feature writer Tony Nauroth says, "Through intense below-the-skin
research, Reda emerged with the film's dark direction--fewer flowers
and more drugs; lost children fumbling their way around the predatory
jungle that the Mecca of hippie life, Haight-Ashbury, had become."
A reporter sent me this e-mail: "My real concern is the
rewriting of the history of the '60s. Young people taking to the
streets and demanding an end to the war. The pursuit of social
justice and equality--for blacks, Hispanics, women, gays. A
profound rejection of puritanism in all its forms. The invention of
a new and freer journalism. A flowering of the arts. Yet the
prevailing narrative is that the era was at least misguided, if not
downright disastrous. Those of us who were briefly in fashion back
then are now portrayed as dangerously naive dupes."
But we can be grateful to other voices for presenting the
positive side of this story, such as San Francisco Chronicle
columnist Mark Morford:
"The hippies had it right all along. All this hot enthusiasm
for healing the planet and eating whole foods
and avoiding chemicals
and working with nature and developing the self? Came from the
hippies. Alternative health? Hippies. Green cotton? Hippies.
Reclaimed wood? Recycling? Humane treatment of animals? Medical
pot? Alternative energy? Natural childbirth? Non-GMA seeds?

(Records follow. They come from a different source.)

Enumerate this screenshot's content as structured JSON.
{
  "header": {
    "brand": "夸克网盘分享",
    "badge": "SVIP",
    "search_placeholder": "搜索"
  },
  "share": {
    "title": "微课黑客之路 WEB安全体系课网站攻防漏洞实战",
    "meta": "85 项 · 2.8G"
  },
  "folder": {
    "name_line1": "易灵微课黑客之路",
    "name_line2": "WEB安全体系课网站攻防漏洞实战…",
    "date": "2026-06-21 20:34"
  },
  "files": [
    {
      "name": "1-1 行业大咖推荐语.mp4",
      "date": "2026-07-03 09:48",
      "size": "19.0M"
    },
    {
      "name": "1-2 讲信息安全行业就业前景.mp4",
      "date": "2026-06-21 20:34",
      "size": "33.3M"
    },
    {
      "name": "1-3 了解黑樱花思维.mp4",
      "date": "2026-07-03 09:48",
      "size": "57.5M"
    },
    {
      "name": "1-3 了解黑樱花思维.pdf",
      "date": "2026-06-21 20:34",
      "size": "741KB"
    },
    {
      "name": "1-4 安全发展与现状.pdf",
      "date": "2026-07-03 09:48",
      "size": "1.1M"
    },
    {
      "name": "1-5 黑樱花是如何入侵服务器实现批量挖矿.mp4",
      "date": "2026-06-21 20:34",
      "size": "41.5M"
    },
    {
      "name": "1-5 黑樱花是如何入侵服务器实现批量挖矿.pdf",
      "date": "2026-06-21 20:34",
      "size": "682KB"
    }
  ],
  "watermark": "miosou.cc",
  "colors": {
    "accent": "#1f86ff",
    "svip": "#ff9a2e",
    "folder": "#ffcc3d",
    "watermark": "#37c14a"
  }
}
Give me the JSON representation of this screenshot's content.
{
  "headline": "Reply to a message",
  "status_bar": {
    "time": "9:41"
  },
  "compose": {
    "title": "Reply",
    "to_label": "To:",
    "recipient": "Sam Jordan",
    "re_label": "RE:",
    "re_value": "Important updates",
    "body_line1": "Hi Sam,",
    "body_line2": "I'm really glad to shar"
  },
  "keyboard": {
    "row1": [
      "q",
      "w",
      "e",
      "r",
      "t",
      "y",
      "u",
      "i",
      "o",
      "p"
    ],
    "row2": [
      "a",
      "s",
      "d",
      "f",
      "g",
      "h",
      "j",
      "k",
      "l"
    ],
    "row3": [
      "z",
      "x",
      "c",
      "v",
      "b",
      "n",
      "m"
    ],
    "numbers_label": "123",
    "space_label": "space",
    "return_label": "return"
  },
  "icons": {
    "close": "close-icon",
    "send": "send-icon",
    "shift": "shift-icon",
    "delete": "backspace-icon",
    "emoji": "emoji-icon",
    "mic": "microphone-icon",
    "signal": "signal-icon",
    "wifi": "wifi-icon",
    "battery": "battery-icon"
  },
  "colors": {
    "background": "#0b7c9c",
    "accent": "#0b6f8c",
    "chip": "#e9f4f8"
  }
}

It
came from the granola types (who, of course, absorbed much of it from
ancient cultures), from the alternative worldviews, from the
underground and the sidelines and from far off the goddamn grid and
it's about time the media, the politicians, the culture as a whole
sent out a big, wet, hemp-covered apology."
As Stephen Gaskin writes in an introduction to a revised
version of his 1970 book, Monday Night Class
"I consider myself to be an ethnic hippie. By that I mean
that the ethnicity I grew up with was such a white bread, skim milk,
gringo experience that it wasn't satisfying for me. It had no moxie.
Now, being a hippie, that's another thing. I feel like the Sioux
feel about being from the Lakota Nation. I feel like Mario Cuomo
feels about being Italian. It makes me feel close with Jews and
Rastafarians. I have a tribe, too. I know that the hippies were
preceded by the beatniks, the bohemians, the free-thinkers, Voltaire
and so on, back to Socrates and Buddha, but the wave of revolution
that spoke to me was the hippies. And rock'n roll lights my soul and
gives a beat to the revolution."
The spirit of that revolution continues to flourish,
celebrated in such annual events as the Rainbow Gathering, Burning
Man, and Earthdance.We are still agents of change.
Paul Krassner's essay http://paulkrassner.com
was brought to you courtesy of old padnuh, BABBS @http://www.skypilotclub.com
To have seen a spectre isn't everything. And there are death masks
piled high, one atop the other, clear to heaven. Commoner still are
the wan visages of those returning from the shadowy valley. This
means little to those who have not lifted the veil.-- Neal Cassady
Congratulations go out to Greg Haynes for his book
,THE HEEEY BABY DAYS OF BEACH MUSIC http://heybabydays.com
being awarded the Bronze Medal for
Popular Culture in the 2007 Independent Publisher Book Awards!
Greg shares the Bronze Medal with Hunter S. Thompson who received
the award posthumously for his book GONZO.